RECORDS FOR PROCESSING Start Marker
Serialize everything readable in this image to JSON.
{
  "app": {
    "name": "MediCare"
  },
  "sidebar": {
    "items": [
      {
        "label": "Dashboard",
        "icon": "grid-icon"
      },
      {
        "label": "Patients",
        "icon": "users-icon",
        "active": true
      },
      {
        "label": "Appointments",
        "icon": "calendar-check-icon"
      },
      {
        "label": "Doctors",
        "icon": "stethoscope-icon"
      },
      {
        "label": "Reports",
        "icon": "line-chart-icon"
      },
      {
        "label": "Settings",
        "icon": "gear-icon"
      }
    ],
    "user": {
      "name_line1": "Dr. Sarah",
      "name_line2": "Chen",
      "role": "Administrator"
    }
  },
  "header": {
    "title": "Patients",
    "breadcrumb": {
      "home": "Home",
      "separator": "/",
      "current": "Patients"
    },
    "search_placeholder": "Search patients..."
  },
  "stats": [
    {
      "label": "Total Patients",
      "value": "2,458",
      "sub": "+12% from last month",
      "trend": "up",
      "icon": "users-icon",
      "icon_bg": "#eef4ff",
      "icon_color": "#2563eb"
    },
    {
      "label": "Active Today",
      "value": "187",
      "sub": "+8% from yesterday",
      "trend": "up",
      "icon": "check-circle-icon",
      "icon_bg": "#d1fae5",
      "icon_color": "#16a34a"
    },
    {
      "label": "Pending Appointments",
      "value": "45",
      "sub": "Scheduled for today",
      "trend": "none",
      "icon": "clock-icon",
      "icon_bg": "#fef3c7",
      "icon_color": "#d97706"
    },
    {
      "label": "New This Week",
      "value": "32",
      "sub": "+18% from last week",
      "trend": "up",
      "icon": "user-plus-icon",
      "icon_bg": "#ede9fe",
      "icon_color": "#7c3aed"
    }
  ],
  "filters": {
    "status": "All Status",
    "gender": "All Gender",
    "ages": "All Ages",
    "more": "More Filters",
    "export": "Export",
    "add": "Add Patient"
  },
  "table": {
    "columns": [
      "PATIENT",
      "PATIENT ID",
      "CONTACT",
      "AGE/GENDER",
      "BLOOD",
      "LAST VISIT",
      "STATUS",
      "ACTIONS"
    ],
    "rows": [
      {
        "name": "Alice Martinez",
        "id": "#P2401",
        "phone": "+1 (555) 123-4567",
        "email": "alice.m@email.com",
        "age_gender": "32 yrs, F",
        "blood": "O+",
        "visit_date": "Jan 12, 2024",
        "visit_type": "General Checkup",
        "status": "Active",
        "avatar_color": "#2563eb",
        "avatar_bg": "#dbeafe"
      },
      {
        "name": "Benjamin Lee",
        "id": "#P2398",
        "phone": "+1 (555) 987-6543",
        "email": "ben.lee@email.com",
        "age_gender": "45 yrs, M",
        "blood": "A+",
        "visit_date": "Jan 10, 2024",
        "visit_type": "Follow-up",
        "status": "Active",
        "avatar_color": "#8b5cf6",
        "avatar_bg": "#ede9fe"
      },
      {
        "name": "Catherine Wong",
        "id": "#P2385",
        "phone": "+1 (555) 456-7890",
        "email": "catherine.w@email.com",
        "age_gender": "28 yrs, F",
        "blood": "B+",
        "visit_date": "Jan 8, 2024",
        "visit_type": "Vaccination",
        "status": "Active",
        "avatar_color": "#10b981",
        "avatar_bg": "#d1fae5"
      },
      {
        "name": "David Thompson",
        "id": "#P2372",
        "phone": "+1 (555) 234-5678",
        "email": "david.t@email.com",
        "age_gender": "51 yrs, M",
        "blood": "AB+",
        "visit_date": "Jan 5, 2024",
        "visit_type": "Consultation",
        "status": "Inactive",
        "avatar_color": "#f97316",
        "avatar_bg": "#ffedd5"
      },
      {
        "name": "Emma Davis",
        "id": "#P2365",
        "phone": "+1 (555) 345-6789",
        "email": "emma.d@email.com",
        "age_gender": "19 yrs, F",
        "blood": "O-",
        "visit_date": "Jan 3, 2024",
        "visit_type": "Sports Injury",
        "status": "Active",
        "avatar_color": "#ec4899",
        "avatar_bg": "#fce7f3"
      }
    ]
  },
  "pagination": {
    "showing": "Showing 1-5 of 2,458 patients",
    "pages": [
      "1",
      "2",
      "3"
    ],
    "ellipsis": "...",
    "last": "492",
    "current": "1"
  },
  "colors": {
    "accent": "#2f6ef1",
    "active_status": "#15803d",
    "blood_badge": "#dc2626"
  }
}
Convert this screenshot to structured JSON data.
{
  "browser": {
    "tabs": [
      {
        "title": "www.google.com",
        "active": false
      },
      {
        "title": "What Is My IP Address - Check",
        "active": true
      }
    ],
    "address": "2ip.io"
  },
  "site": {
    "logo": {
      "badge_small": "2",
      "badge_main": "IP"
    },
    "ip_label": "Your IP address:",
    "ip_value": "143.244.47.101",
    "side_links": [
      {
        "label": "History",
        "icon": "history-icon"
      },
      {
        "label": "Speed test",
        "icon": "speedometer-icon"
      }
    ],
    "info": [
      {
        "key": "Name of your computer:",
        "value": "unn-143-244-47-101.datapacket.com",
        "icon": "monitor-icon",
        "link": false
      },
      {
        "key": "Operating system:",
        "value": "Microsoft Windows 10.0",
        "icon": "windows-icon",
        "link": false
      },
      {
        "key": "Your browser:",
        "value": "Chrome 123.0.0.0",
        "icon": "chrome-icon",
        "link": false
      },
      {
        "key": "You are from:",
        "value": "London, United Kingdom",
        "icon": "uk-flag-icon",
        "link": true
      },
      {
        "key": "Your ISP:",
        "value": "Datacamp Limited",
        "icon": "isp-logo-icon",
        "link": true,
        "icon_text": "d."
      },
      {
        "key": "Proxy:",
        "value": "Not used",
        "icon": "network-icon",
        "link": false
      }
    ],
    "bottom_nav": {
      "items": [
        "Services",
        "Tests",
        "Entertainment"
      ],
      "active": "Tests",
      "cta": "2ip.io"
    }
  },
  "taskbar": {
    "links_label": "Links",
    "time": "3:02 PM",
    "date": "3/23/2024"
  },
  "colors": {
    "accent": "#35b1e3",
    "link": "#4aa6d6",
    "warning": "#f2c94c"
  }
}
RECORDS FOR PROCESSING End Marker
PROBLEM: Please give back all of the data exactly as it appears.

WRITTEN RESPONSE:
Serialize everything readable in this image to JSON.
{
  "app": {
    "name": "MediCare"
  },
  "sidebar": {
    "items": [
      {
        "label": "Dashboard",
        "icon": "grid-icon"
      },
      {
        "label": "Patients",
        "icon": "users-icon",
        "active": true
      },
      {
        "label": "Appointments",
        "icon": "calendar-check-icon"
      },
      {
        "label": "Doctors",
        "icon": "stethoscope-icon"
      },
      {
        "label": "Reports",
        "icon": "line-chart-icon"
      },
      {
        "label": "Settings",
        "icon": "gear-icon"
      }
    ],
    "user": {
      "name_line1": "Dr. Sarah",
      "name_line2": "Chen",
      "role": "Administrator"
    }
  },
  "header": {
    "title": "Patients",
    "breadcrumb": {
      "home": "Home",
      "separator": "/",
      "current": "Patients"
    },
    "search_placeholder": "Search patients..."
  },
  "stats": [
    {
      "label": "Total Patients",
      "value": "2,458",
      "sub": "+12% from last month",
      "trend": "up",
      "icon": "users-icon",
      "icon_bg": "#eef4ff",
      "icon_color": "#2563eb"
    },
    {
      "label": "Active Today",
      "value": "187",
      "sub": "+8% from yesterday",
      "trend": "up",
      "icon": "check-circle-icon",
      "icon_bg": "#d1fae5",
      "icon_color": "#16a34a"
    },
    {
      "label": "Pending Appointments",
      "value": "45",
      "sub": "Scheduled for today",
      "trend": "none",
      "icon": "clock-icon",
      "icon_bg": "#fef3c7",
      "icon_color": "#d97706"
    },
    {
      "label": "New This Week",
      "value": "32",
      "sub": "+18% from last week",
      "trend": "up",
      "icon": "user-plus-icon",
      "icon_bg": "#ede9fe",
      "icon_color": "#7c3aed"
    }
  ],
  "filters": {
    "status": "All Status",
    "gender": "All Gender",
    "ages": "All Ages",
    "more": "More Filters",
    "export": "Export",
    "add": "Add Patient"
  },
  "table": {
    "columns": [
      "PATIENT",
      "PATIENT ID",
      "CONTACT",
      "AGE/GENDER",
      "BLOOD",
      "LAST VISIT",
      "STATUS",
      "ACTIONS"
    ],
    "rows": [
      {
        "name": "Alice Martinez",
        "id": "#P2401",
        "phone": "+1 (555) 123-4567",
        "email": "alice.m@email.com",
        "age_gender": "32 yrs, F",
        "blood": "O+",
        "visit_date": "Jan 12, 2024",
        "visit_type": "General Checkup",
        "status": "Active",
        "avatar_color": "#2563eb",
        "avatar_bg": "#dbeafe"
      },
      {
        "name": "Benjamin Lee",
        "id": "#P2398",
        "phone": "+1 (555) 987-6543",
        "email": "ben.lee@email.com",
        "age_gender": "45 yrs, M",
        "blood": "A+",
        "visit_date": "Jan 10, 2024",
        "visit_type": "Follow-up",
        "status": "Active",
        "avatar_color": "#8b5cf6",
        "avatar_bg": "#ede9fe"
      },
      {
        "name": "Catherine Wong",
        "id": "#P2385",
        "phone": "+1 (555) 456-7890",
        "email": "catherine.w@email.com",
        "age_gender": "28 yrs, F",
        "blood": "B+",
        "visit_date": "Jan 8, 2024",
        "visit_type": "Vaccination",
        "status": "Active",
        "avatar_color": "#10b981",
        "avatar_bg": "#d1fae5"
      },
      {
        "name": "David Thompson",
        "id": "#P2372",
        "phone": "+1 (555) 234-5678",
        "email": "david.t@email.com",
        "age_gender": "51 yrs, M",
        "blood": "AB+",
        "visit_date": "Jan 5, 2024",
        "visit_type": "Consultation",
        "status": "Inactive",
        "avatar_color": "#f97316",
        "avatar_bg": "#ffedd5"
      },
      {
        "name": "Emma Davis",
        "id": "#P2365",
        "phone": "+1 (555) 345-6789",
        "email": "emma.d@email.com",
        "age_gender": "19 yrs, F",
        "blood": "O-",
        "visit_date": "Jan 3, 2024",
        "visit_type": "Sports Injury",
        "status": "Active",
        "avatar_color": "#ec4899",
        "avatar_bg": "#fce7f3"
      }
    ]
  },
  "pagination": {
    "showing": "Showing 1-5 of 2,458 patients",
    "pages": [
      "1",
      "2",
      "3"
    ],
    "ellipsis": "...",
    "last": "492",
    "current": "1"
  },
  "colors": {
    "accent": "#2f6ef1",
    "active_status": "#15803d",
    "blood_badge": "#dc2626"
  }
}
Convert this screenshot to structured JSON data.
{
  "browser": {
    "tabs": [
      {
        "title": "www.google.com",
        "active": false
      },
      {
        "title": "What Is My IP Address - Check",
        "active": true
      }
    ],
    "address": "2ip.io"
  },
  "site": {
    "logo": {
      "badge_small": "2",
      "badge_main": "IP"
    },
    "ip_label": "Your IP address:",
    "ip_value": "143.244.47.101",
    "side_links": [
      {
        "label": "History",
        "icon": "history-icon"
      },
      {
        "label": "Speed test",
        "icon": "speedometer-icon"
      }
    ],
    "info": [
      {
        "key": "Name of your computer:",
        "value": "unn-143-244-47-101.datapacket.com",
        "icon": "monitor-icon",
        "link": false
      },
      {
        "key": "Operating system:",
        "value": "Microsoft Windows 10.0",
        "icon": "windows-icon",
        "link": false
      },
      {
        "key": "Your browser:",
        "value": "Chrome 123.0.0.0",
        "icon": "chrome-icon",
        "link": false
      },
      {
        "key": "You are from:",
        "value": "London, United Kingdom",
        "icon": "uk-flag-icon",
        "link": true
      },
      {
        "key": "Your ISP:",
        "value": "Datacamp Limited",
        "icon": "isp-logo-icon",
        "link": true,
        "icon_text": "d."
      },
      {
        "key": "Proxy:",
        "value": "Not used",
        "icon": "network-icon",
        "link": false
      }
    ],
    "bottom_nav": {
      "items": [
        "Services",
        "Tests",
        "Entertainment"
      ],
      "active": "Tests",
      "cta": "2ip.io"
    }
  },
  "taskbar": {
    "links_label": "Links",
    "time": "3:02 PM",
    "date": "3/23/2024"
  },
  "colors": {
    "accent": "#35b1e3",
    "link": "#4aa6d6",
    "warning": "#f2c94c"
  }
}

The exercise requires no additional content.